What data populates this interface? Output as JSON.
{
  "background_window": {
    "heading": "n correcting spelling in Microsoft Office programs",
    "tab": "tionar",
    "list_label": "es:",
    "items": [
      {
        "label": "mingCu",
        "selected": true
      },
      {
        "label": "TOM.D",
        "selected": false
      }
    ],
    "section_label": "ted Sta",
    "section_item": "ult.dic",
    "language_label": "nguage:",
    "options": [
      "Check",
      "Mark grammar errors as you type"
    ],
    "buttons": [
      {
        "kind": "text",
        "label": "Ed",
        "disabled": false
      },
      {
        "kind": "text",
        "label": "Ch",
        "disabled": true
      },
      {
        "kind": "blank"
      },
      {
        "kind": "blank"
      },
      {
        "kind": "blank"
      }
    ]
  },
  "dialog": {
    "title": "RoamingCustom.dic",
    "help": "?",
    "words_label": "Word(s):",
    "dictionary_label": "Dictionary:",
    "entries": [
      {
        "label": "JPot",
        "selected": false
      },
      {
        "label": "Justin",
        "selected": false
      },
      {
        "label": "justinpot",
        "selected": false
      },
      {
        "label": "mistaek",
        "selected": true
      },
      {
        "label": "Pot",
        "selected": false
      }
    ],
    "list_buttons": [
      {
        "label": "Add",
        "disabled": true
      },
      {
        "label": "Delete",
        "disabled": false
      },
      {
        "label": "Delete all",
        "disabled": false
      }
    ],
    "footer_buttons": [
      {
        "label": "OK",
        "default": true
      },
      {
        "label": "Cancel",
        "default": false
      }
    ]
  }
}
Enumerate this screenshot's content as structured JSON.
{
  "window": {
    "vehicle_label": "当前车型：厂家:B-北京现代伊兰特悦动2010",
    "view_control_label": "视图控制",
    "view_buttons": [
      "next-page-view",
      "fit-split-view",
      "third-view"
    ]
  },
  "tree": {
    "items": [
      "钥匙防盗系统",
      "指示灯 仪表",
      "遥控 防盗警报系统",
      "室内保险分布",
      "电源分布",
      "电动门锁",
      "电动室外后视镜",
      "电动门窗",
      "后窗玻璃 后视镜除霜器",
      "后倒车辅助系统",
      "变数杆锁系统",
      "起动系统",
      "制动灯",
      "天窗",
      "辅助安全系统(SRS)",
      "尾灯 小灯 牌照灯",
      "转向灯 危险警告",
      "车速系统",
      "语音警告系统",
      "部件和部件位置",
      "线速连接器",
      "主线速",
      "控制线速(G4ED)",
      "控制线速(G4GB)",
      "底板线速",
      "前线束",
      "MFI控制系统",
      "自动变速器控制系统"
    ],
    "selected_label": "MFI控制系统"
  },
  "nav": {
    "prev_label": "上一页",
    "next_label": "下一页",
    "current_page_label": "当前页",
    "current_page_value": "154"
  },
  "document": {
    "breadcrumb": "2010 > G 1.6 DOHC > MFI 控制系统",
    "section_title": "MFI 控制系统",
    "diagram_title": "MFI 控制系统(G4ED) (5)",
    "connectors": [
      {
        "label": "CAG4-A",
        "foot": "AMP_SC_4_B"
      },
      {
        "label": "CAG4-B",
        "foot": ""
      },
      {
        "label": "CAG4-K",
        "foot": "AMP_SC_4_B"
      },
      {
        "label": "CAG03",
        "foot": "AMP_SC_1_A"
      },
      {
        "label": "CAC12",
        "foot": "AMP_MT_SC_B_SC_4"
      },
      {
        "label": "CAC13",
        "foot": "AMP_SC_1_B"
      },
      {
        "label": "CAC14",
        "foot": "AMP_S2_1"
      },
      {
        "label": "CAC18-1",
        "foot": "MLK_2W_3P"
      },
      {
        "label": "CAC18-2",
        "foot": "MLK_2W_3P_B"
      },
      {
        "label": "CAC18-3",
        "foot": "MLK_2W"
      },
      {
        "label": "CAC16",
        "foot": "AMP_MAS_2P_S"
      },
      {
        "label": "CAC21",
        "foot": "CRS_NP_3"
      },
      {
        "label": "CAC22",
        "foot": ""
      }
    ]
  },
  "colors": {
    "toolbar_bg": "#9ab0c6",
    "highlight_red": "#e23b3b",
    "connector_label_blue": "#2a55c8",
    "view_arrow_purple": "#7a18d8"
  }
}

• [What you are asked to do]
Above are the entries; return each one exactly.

• [Result of the task]
What data populates this interface? Output as JSON.
{
  "background_window": {
    "heading": "n correcting spelling in Microsoft Office programs",
    "tab": "tionar",
    "list_label": "es:",
    "items": [
      {
        "label": "mingCu",
        "selected": true
      },
      {
        "label": "TOM.D",
        "selected": false
      }
    ],
    "section_label": "ted Sta",
    "section_item": "ult.dic",
    "language_label": "nguage:",
    "options": [
      "Check",
      "Mark grammar errors as you type"
    ],
    "buttons": [
      {
        "kind": "text",
        "label": "Ed",
        "disabled": false
      },
      {
        "kind": "text",
        "label": "Ch",
        "disabled": true
      },
      {
        "kind": "blank"
      },
      {
        "kind": "blank"
      },
      {
        "kind": "blank"
      }
    ]
  },
  "dialog": {
    "title": "RoamingCustom.dic",
    "help": "?",
    "words_label": "Word(s):",
    "dictionary_label": "Dictionary:",
    "entries": [
      {
        "label": "JPot",
        "selected": false
      },
      {
        "label": "Justin",
        "selected": false
      },
      {
        "label": "justinpot",
        "selected": false
      },
      {
        "label": "mistaek",
        "selected": true
      },
      {
        "label": "Pot",
        "selected": false
      }
    ],
    "list_buttons": [
      {
        "label": "Add",
        "disabled": true
      },
      {
        "label": "Delete",
        "disabled": false
      },
      {
        "label": "Delete all",
        "disabled": false
      }
    ],
    "footer_buttons": [
      {
        "label": "OK",
        "default": true
      },
      {
        "label": "Cancel",
        "default": false
      }
    ]
  }
}
Enumerate this screenshot's content as structured JSON.
{
  "window": {
    "vehicle_label": "当前车型：厂家:B-北京现代伊兰特悦动2010",
    "view_control_label": "视图控制",
    "view_buttons": [
      "next-page-view",
      "fit-split-view",
      "third-view"
    ]
  },
  "tree": {
    "items": [
      "钥匙防盗系统",
      "指示灯 仪表",
      "遥控 防盗警报系统",
      "室内保险分布",
      "电源分布",
      "电动门锁",
      "电动室外后视镜",
      "电动门窗",
      "后窗玻璃 后视镜除霜器",
      "后倒车辅助系统",
      "变数杆锁系统",
      "起动系统",
      "制动灯",
      "天窗",
      "辅助安全系统(SRS)",
      "尾灯 小灯 牌照灯",
      "转向灯 危险警告",
      "车速系统",
      "语音警告系统",
      "部件和部件位置",
      "线速连接器",
      "主线速",
      "控制线速(G4ED)",
      "控制线速(G4GB)",
      "底板线速",
      "前线束",
      "MFI控制系统",
      "自动变速器控制系统"
    ],
    "selected_label": "MFI控制系统"
  },
  "nav": {
    "prev_label": "上一页",
    "next_label": "下一页",
    "current_page_label": "当前页",
    "current_page_value": "154"
  },
  "document": {
    "breadcrumb": "2010 > G 1.6 DOHC > MFI 控制系统",
    "section_title": "MFI 控制系统",
    "diagram_title": "MFI 控制系统(G4ED) (5)",
    "connectors": [
      {
        "label": "CAG4-A",
        "foot": "AMP_SC_4_B"
      },
      {
        "label": "CAG4-B",
        "foot": ""
      },
      {
        "label": "CAG4-K",
        "foot": "AMP_SC_4_B"
      },
      {
        "label": "CAG03",
        "foot": "AMP_SC_1_A"
      },
      {
        "label": "CAC12",
        "foot": "AMP_MT_SC_B_SC_4"
      },
      {
        "label": "CAC13",
        "foot": "AMP_SC_1_B"
      },
      {
        "label": "CAC14",
        "foot": "AMP_S2_1"
      },
      {
        "label": "CAC18-1",
        "foot": "MLK_2W_3P"
      },
      {
        "label": "CAC18-2",
        "foot": "MLK_2W_3P_B"
      },
      {
        "label": "CAC18-3",
        "foot": "MLK_2W"
      },
      {
        "label": "CAC16",
        "foot": "AMP_MAS_2P_S"
      },
      {
        "label": "CAC21",
        "foot": "CRS_NP_3"
      },
      {
        "label": "CAC22",
        "foot": ""
      }
    ]
  },
  "colors": {
    "toolbar_bg": "#9ab0c6",
    "highlight_red": "#e23b3b",
    "connector_label_blue": "#2a55c8",
    "view_arrow_purple": "#7a18d8"
  }
}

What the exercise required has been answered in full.